WORK TASK
From the first line to the last, output the records exactly and drop any images.

SUPPLIED RECORDS

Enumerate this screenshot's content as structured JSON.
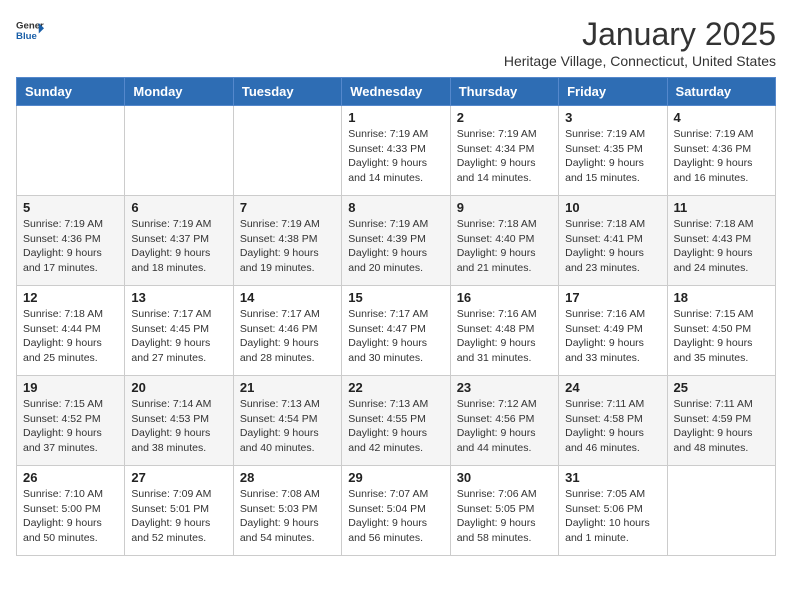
{
  "logo": {
    "general": "General",
    "blue": "Blue"
  },
  "header": {
    "month": "January 2025",
    "location": "Heritage Village, Connecticut, United States"
  },
  "weekdays": [
    "Sunday",
    "Monday",
    "Tuesday",
    "Wednesday",
    "Thursday",
    "Friday",
    "Saturday"
  ],
  "weeks": [
    [
      {
        "day": "",
        "info": ""
      },
      {
        "day": "",
        "info": ""
      },
      {
        "day": "",
        "info": ""
      },
      {
        "day": "1",
        "info": "Sunrise: 7:19 AM\nSunset: 4:33 PM\nDaylight: 9 hours\nand 14 minutes."
      },
      {
        "day": "2",
        "info": "Sunrise: 7:19 AM\nSunset: 4:34 PM\nDaylight: 9 hours\nand 14 minutes."
      },
      {
        "day": "3",
        "info": "Sunrise: 7:19 AM\nSunset: 4:35 PM\nDaylight: 9 hours\nand 15 minutes."
      },
      {
        "day": "4",
        "info": "Sunrise: 7:19 AM\nSunset: 4:36 PM\nDaylight: 9 hours\nand 16 minutes."
      }
    ],
    [
      {
        "day": "5",
        "info": "Sunrise: 7:19 AM\nSunset: 4:36 PM\nDaylight: 9 hours\nand 17 minutes."
      },
      {
        "day": "6",
        "info": "Sunrise: 7:19 AM\nSunset: 4:37 PM\nDaylight: 9 hours\nand 18 minutes."
      },
      {
        "day": "7",
        "info": "Sunrise: 7:19 AM\nSunset: 4:38 PM\nDaylight: 9 hours\nand 19 minutes."
      },
      {
        "day": "8",
        "info": "Sunrise: 7:19 AM\nSunset: 4:39 PM\nDaylight: 9 hours\nand 20 minutes."
      },
      {
        "day": "9",
        "info": "Sunrise: 7:18 AM\nSunset: 4:40 PM\nDaylight: 9 hours\nand 21 minutes."
      },
      {
        "day": "10",
        "info": "Sunrise: 7:18 AM\nSunset: 4:41 PM\nDaylight: 9 hours\nand 23 minutes."
      },
      {
        "day": "11",
        "info": "Sunrise: 7:18 AM\nSunset: 4:43 PM\nDaylight: 9 hours\nand 24 minutes."
      }
    ],
    [
      {
        "day": "12",
        "info": "Sunrise: 7:18 AM\nSunset: 4:44 PM\nDaylight: 9 hours\nand 25 minutes."
      },
      {
        "day": "13",
        "info": "Sunrise: 7:17 AM\nSunset: 4:45 PM\nDaylight: 9 hours\nand 27 minutes."
      },
      {
        "day": "14",
        "info": "Sunrise: 7:17 AM\nSunset: 4:46 PM\nDaylight: 9 hours\nand 28 minutes."
      },
      {
        "day": "15",
        "info": "Sunrise: 7:17 AM\nSunset: 4:47 PM\nDaylight: 9 hours\nand 30 minutes."
      },
      {
        "day": "16",
        "info": "Sunrise: 7:16 AM\nSunset: 4:48 PM\nDaylight: 9 hours\nand 31 minutes."
      },
      {
        "day": "17",
        "info": "Sunrise: 7:16 AM\nSunset: 4:49 PM\nDaylight: 9 hours\nand 33 minutes."
      },
      {
        "day": "18",
        "info": "Sunrise: 7:15 AM\nSunset: 4:50 PM\nDaylight: 9 hours\nand 35 minutes."
      }
    ],
    [
      {
        "day": "19",
        "info": "Sunrise: 7:15 AM\nSunset: 4:52 PM\nDaylight: 9 hours\nand 37 minutes."
      },
      {
        "day": "20",
        "info": "Sunrise: 7:14 AM\nSunset: 4:53 PM\nDaylight: 9 hours\nand 38 minutes."
      },
      {
        "day": "21",
        "info": "Sunrise: 7:13 AM\nSunset: 4:54 PM\nDaylight: 9 hours\nand 40 minutes."
      },
      {
        "day": "22",
        "info": "Sunrise: 7:13 AM\nSunset: 4:55 PM\nDaylight: 9 hours\nand 42 minutes."
      },
      {
        "day": "23",
        "info": "Sunrise: 7:12 AM\nSunset: 4:56 PM\nDaylight: 9 hours\nand 44 minutes."
      },
      {
        "day": "24",
        "info": "Sunrise: 7:11 AM\nSunset: 4:58 PM\nDaylight: 9 hours\nand 46 minutes."
      },
      {
        "day": "25",
        "info": "Sunrise: 7:11 AM\nSunset: 4:59 PM\nDaylight: 9 hours\nand 48 minutes."
      }
    ],
    [
      {
        "day": "26",
        "info": "Sunrise: 7:10 AM\nSunset: 5:00 PM\nDaylight: 9 hours\nand 50 minutes."
      },
      {
        "day": "27",
        "info": "Sunrise: 7:09 AM\nSunset: 5:01 PM\nDaylight: 9 hours\nand 52 minutes."
      },
      {
        "day": "28",
        "info": "Sunrise: 7:08 AM\nSunset: 5:03 PM\nDaylight: 9 hours\nand 54 minutes."
      },
      {
        "day": "29",
        "info": "Sunrise: 7:07 AM\nSunset: 5:04 PM\nDaylight: 9 hours\nand 56 minutes."
      },
      {
        "day": "30",
        "info": "Sunrise: 7:06 AM\nSunset: 5:05 PM\nDaylight: 9 hours\nand 58 minutes."
      },
      {
        "day": "31",
        "info": "Sunrise: 7:05 AM\nSunset: 5:06 PM\nDaylight: 10 hours\nand 1 minute."
      },
      {
        "day": "",
        "info": ""
      }
    ]
  ]
}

RESULT OF THE TASK
Enumerate this screenshot's content as structured JSON.
{
  "logo": {
    "general": "General",
    "blue": "Blue"
  },
  "header": {
    "month": "January 2025",
    "location": "Heritage Village, Connecticut, United States"
  },
  "weekdays": [
    "Sunday",
    "Monday",
    "Tuesday",
    "Wednesday",
    "Thursday",
    "Friday",
    "Saturday"
  ],
  "weeks": [
    [
      {
        "day": "",
        "info": ""
      },
      {
        "day": "",
        "info": ""
      },
      {
        "day": "",
        "info": ""
      },
      {
        "day": "1",
        "info": "Sunrise: 7:19 AM\nSunset: 4:33 PM\nDaylight: 9 hours\nand 14 minutes."
      },
      {
        "day": "2",
        "info": "Sunrise: 7:19 AM\nSunset: 4:34 PM\nDaylight: 9 hours\nand 14 minutes."
      },
      {
        "day": "3",
        "info": "Sunrise: 7:19 AM\nSunset: 4:35 PM\nDaylight: 9 hours\nand 15 minutes."
      },
      {
        "day": "4",
        "info": "Sunrise: 7:19 AM\nSunset: 4:36 PM\nDaylight: 9 hours\nand 16 minutes."
      }
    ],
    [
      {
        "day": "5",
        "info": "Sunrise: 7:19 AM\nSunset: 4:36 PM\nDaylight: 9 hours\nand 17 minutes."
      },
      {
        "day": "6",
        "info": "Sunrise: 7:19 AM\nSunset: 4:37 PM\nDaylight: 9 hours\nand 18 minutes."
      },
      {
        "day": "7",
        "info": "Sunrise: 7:19 AM\nSunset: 4:38 PM\nDaylight: 9 hours\nand 19 minutes."
      },
      {
        "day": "8",
        "info": "Sunrise: 7:19 AM\nSunset: 4:39 PM\nDaylight: 9 hours\nand 20 minutes."
      },
      {
        "day": "9",
        "info": "Sunrise: 7:18 AM\nSunset: 4:40 PM\nDaylight: 9 hours\nand 21 minutes."
      },
      {
        "day": "10",
        "info": "Sunrise: 7:18 AM\nSunset: 4:41 PM\nDaylight: 9 hours\nand 23 minutes."
      },
      {
        "day": "11",
        "info": "Sunrise: 7:18 AM\nSunset: 4:43 PM\nDaylight: 9 hours\nand 24 minutes."
      }
    ],
    [
      {
        "day": "12",
        "info": "Sunrise: 7:18 AM\nSunset: 4:44 PM\nDaylight: 9 hours\nand 25 minutes."
      },
      {
        "day": "13",
        "info": "Sunrise: 7:17 AM\nSunset: 4:45 PM\nDaylight: 9 hours\nand 27 minutes."
      },
      {
        "day": "14",
        "info": "Sunrise: 7:17 AM\nSunset: 4:46 PM\nDaylight: 9 hours\nand 28 minutes."
      },
      {
        "day": "15",
        "info": "Sunrise: 7:17 AM\nSunset: 4:47 PM\nDaylight: 9 hours\nand 30 minutes."
      },
      {
        "day": "16",
        "info": "Sunrise: 7:16 AM\nSunset: 4:48 PM\nDaylight: 9 hours\nand 31 minutes."
      },
      {
        "day": "17",
        "info": "Sunrise: 7:16 AM\nSunset: 4:49 PM\nDaylight: 9 hours\nand 33 minutes."
      },
      {
        "day": "18",
        "info": "Sunrise: 7:15 AM\nSunset: 4:50 PM\nDaylight: 9 hours\nand 35 minutes."
      }
    ],
    [
      {
        "day": "19",
        "info": "Sunrise: 7:15 AM\nSunset: 4:52 PM\nDaylight: 9 hours\nand 37 minutes."
      },
      {
        "day": "20",
        "info": "Sunrise: 7:14 AM\nSunset: 4:53 PM\nDaylight: 9 hours\nand 38 minutes."
      },
      {
        "day": "21",
        "info": "Sunrise: 7:13 AM\nSunset: 4:54 PM\nDaylight: 9 hours\nand 40 minutes."
      },
      {
        "day": "22",
        "info": "Sunrise: 7:13 AM\nSunset: 4:55 PM\nDaylight: 9 hours\nand 42 minutes."
      },
      {
        "day": "23",
        "info": "Sunrise: 7:12 AM\nSunset: 4:56 PM\nDaylight: 9 hours\nand 44 minutes."
      },
      {
        "day": "24",
        "info": "Sunrise: 7:11 AM\nSunset: 4:58 PM\nDaylight: 9 hours\nand 46 minutes."
      },
      {
        "day": "25",
        "info": "Sunrise: 7:11 AM\nSunset: 4:59 PM\nDaylight: 9 hours\nand 48 minutes."
      }
    ],
    [
      {
        "day": "26",
        "info": "Sunrise: 7:10 AM\nSunset: 5:00 PM\nDaylight: 9 hours\nand 50 minutes."
      },
      {
        "day": "27",
        "info": "Sunrise: 7:09 AM\nSunset: 5:01 PM\nDaylight: 9 hours\nand 52 minutes."
      },
      {
        "day": "28",
        "info": "Sunrise: 7:08 AM\nSunset: 5:03 PM\nDaylight: 9 hours\nand 54 minutes."
      },
      {
        "day": "29",
        "info": "Sunrise: 7:07 AM\nSunset: 5:04 PM\nDaylight: 9 hours\nand 56 minutes."
      },
      {
        "day": "30",
        "info": "Sunrise: 7:06 AM\nSunset: 5:05 PM\nDaylight: 9 hours\nand 58 minutes."
      },
      {
        "day": "31",
        "info": "Sunrise: 7:05 AM\nSunset: 5:06 PM\nDaylight: 10 hours\nand 1 minute."
      },
      {
        "day": "",
        "info": ""
      }
    ]
  ]
}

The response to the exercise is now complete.